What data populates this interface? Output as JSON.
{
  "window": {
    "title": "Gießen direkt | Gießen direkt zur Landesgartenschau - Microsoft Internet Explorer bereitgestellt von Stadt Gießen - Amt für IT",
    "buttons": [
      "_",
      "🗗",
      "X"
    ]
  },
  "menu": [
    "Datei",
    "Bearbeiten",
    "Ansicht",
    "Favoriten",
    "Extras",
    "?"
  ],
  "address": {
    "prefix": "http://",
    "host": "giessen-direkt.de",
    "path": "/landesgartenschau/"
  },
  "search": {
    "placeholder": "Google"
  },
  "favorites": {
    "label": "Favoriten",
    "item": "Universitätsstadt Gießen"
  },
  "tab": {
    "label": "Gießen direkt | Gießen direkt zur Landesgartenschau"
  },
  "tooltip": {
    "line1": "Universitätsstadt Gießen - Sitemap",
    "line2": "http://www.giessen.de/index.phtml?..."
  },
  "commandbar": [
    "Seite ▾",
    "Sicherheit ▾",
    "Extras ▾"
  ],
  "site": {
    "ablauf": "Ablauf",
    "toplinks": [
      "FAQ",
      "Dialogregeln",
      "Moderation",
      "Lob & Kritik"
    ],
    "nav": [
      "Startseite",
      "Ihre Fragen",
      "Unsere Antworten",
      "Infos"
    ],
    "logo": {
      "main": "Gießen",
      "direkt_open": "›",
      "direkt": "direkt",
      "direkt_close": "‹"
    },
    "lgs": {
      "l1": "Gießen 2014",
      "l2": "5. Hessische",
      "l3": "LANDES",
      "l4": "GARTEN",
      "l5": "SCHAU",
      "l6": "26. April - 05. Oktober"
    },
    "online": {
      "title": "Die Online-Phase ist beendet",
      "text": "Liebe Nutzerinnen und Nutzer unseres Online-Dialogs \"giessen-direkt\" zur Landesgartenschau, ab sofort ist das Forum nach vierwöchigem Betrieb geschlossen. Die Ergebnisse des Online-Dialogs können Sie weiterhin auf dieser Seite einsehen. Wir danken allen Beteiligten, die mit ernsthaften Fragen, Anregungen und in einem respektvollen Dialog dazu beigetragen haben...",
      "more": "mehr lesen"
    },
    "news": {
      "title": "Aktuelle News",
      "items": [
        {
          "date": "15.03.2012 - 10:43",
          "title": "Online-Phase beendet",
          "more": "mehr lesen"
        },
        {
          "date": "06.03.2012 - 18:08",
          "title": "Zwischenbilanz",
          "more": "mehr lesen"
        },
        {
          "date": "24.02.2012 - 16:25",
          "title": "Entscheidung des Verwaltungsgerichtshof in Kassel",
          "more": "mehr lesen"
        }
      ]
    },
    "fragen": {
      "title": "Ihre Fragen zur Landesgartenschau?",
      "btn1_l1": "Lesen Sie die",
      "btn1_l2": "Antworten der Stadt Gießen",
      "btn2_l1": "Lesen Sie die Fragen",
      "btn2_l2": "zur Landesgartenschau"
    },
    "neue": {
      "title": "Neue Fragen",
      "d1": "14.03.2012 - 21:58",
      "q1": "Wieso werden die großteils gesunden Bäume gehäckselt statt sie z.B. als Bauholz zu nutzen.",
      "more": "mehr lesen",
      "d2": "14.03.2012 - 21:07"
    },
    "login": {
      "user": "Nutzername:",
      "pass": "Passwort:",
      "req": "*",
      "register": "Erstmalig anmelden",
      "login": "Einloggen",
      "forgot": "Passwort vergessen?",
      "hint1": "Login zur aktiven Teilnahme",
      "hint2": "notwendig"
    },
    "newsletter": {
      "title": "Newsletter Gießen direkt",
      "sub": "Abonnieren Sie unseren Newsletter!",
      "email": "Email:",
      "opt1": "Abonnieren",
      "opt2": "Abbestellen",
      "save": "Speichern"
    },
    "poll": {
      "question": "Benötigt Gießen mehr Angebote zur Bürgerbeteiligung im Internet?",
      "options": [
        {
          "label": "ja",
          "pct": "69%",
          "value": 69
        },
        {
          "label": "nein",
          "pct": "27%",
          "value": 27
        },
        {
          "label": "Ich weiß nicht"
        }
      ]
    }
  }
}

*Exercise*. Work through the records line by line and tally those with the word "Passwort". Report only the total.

*Problem solution*. 2